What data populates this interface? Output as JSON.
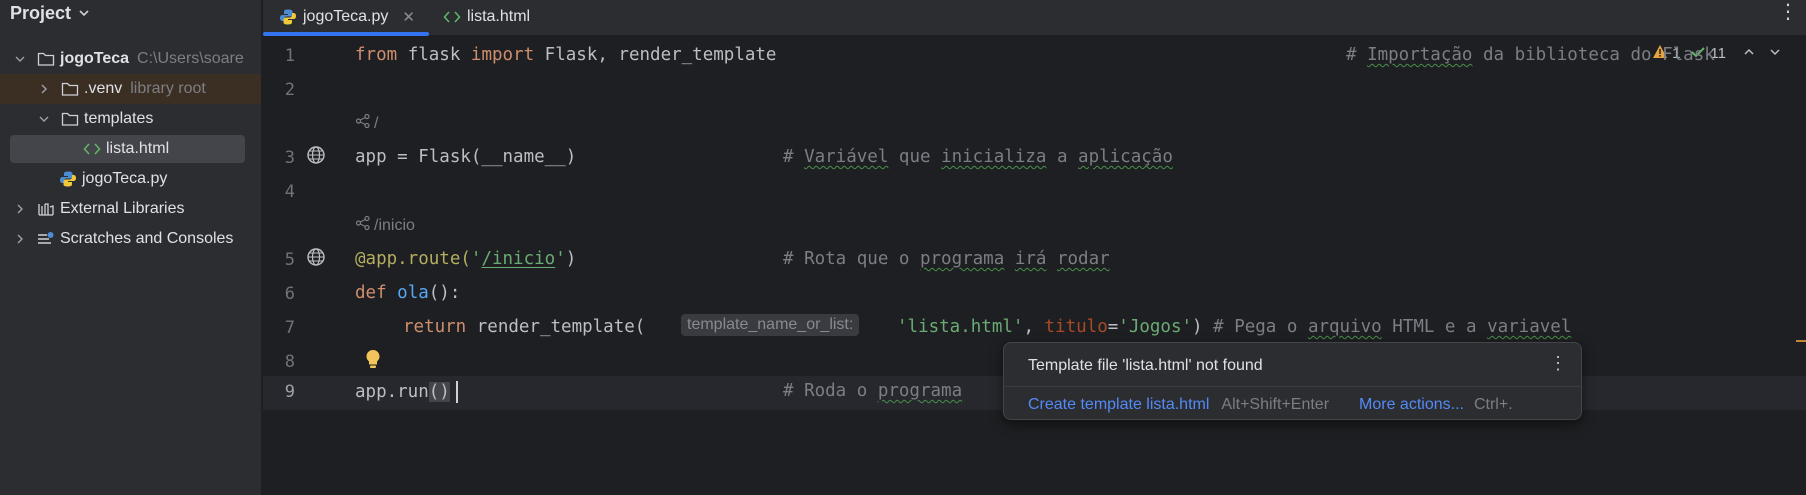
{
  "project_panel": {
    "title": "Project",
    "tree": [
      {
        "label": "jogoTeca",
        "hint": "C:\\Users\\soare"
      },
      {
        "label": ".venv",
        "hint": "library root"
      },
      {
        "label": "templates"
      },
      {
        "label": "lista.html"
      },
      {
        "label": "jogoTeca.py"
      },
      {
        "label": "External Libraries"
      },
      {
        "label": "Scratches and Consoles"
      }
    ]
  },
  "tabs": [
    {
      "label": "jogoTeca.py",
      "active": true
    },
    {
      "label": "lista.html",
      "active": false
    }
  ],
  "inspection": {
    "warnings": "1",
    "ok": "11"
  },
  "editor": {
    "line_numbers": [
      "1",
      "2",
      "3",
      "4",
      "5",
      "6",
      "7",
      "8",
      "9"
    ],
    "line1": {
      "kw1": "from",
      "mod": " flask ",
      "kw2": "import",
      "names": " Flask, render_template",
      "comment_pre": "# ",
      "comment_w1": "Importação",
      " comment_rest": "",
      "comment_rest": " da biblioteca do Flask"
    },
    "route1": "/",
    "line3": {
      "code": "app = Flask(__name__)",
      "cm_a": "# ",
      "cm_w1": "Variável",
      "cm_b": " que ",
      "cm_w2": "inicializa",
      "cm_c": " a ",
      "cm_w3": "aplicação"
    },
    "route2": "/inicio",
    "line5": {
      "dec": "@app.route(",
      "str_q": "'",
      "str_path": "/inicio",
      "str_q2": "'",
      "close": ")",
      "cm_a": "# Rota que o ",
      "cm_w1": "programa",
      "cm_b": " ",
      "cm_w2": "irá",
      "cm_c": " ",
      "cm_w3": "rodar"
    },
    "line6": {
      "kw": "def",
      "fn": "ola",
      "rest": "():"
    },
    "line7": {
      "kw": "return",
      "call": " render_template(",
      "hint": "template_name_or_list:",
      "str1": "'lista.html'",
      "comma": ", ",
      "param": "titulo",
      "eq": "=",
      "str2": "'Jogos'",
      "close": ")",
      "cm_a": " # Pega o ",
      "cm_w1": "arquivo",
      "cm_b": " HTML e a ",
      "cm_w2": "variavel"
    },
    "line9": {
      "code": "app.run",
      "parens": "()",
      "cm_a": "# Roda o ",
      "cm_w1": "programa"
    }
  },
  "popup": {
    "message": "Template file 'lista.html' not found",
    "action1": "Create template lista.html",
    "shortcut1": "Alt+Shift+Enter",
    "action2": "More actions...",
    "shortcut2": "Ctrl+."
  }
}
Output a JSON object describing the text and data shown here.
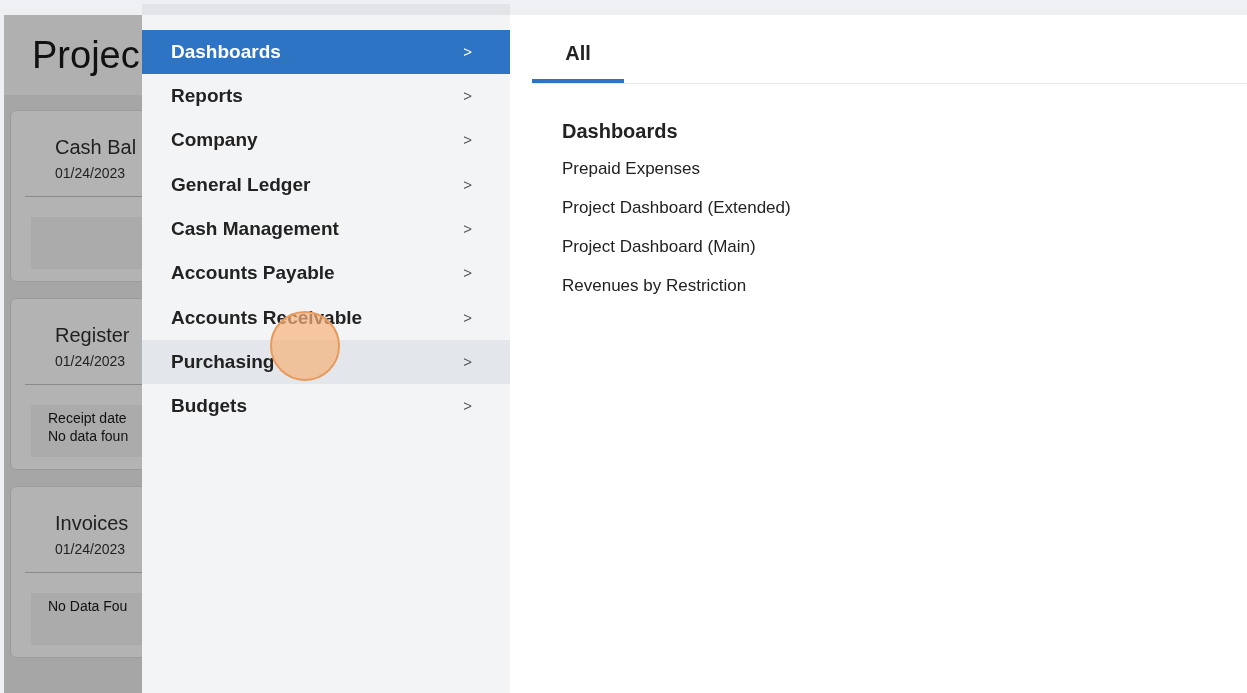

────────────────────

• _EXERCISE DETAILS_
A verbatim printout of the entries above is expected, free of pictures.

• _EXERCISE OUTPUT_
What data populates this interface? Output as JSON.
{
  "project_panel": {
    "title": "Project",
    "tree": [
      {
        "label": "jogoTeca",
        "hint": "C:\\Users\\soare"
      },
      {
        "label": ".venv",
        "hint": "library root"
      },
      {
        "label": "templates"
      },
      {
        "label": "lista.html"
      },
      {
        "label": "jogoTeca.py"
      },
      {
        "label": "External Libraries"
      },
      {
        "label": "Scratches and Consoles"
      }
    ]
  },
  "tabs": [
    {
      "label": "jogoTeca.py",
      "active": true
    },
    {
      "label": "lista.html",
      "active": false
    }
  ],
  "inspection": {
    "warnings": "1",
    "ok": "11"
  },
  "editor": {
    "line_numbers": [
      "1",
      "2",
      "3",
      "4",
      "5",
      "6",
      "7",
      "8",
      "9"
    ],
    "line1": {
      "kw1": "from",
      "mod": " flask ",
      "kw2": "import",
      "names": " Flask, render_template",
      "comment_pre": "# ",
      "comment_w1": "Importação",
      " comment_rest": "",
      "comment_rest": " da biblioteca do Flask"
    },
    "route1": "/",
    "line3": {
      "code": "app = Flask(__name__)",
      "cm_a": "# ",
      "cm_w1": "Variável",
      "cm_b": " que ",
      "cm_w2": "inicializa",
      "cm_c": " a ",
      "cm_w3": "aplicação"
    },
    "route2": "/inicio",
    "line5": {
      "dec": "@app.route(",
      "str_q": "'",
      "str_path": "/inicio",
      "str_q2": "'",
      "close": ")",
      "cm_a": "# Rota que o ",
      "cm_w1": "programa",
      "cm_b": " ",
      "cm_w2": "irá",
      "cm_c": " ",
      "cm_w3": "rodar"
    },
    "line6": {
      "kw": "def",
      "fn": "ola",
      "rest": "():"
    },
    "line7": {
      "kw": "return",
      "call": " render_template(",
      "hint": "template_name_or_list:",
      "str1": "'lista.html'",
      "comma": ", ",
      "param": "titulo",
      "eq": "=",
      "str2": "'Jogos'",
      "close": ")",
      "cm_a": " # Pega o ",
      "cm_w1": "arquivo",
      "cm_b": " HTML e a ",
      "cm_w2": "variavel"
    },
    "line9": {
      "code": "app.run",
      "parens": "()",
      "cm_a": "# Roda o ",
      "cm_w1": "programa"
    }
  },
  "popup": {
    "message": "Template file 'lista.html' not found",
    "action1": "Create template lista.html",
    "shortcut1": "Alt+Shift+Enter",
    "action2": "More actions...",
    "shortcut2": "Ctrl+."
  }
}
Output a JSON object describing the text and data shown here.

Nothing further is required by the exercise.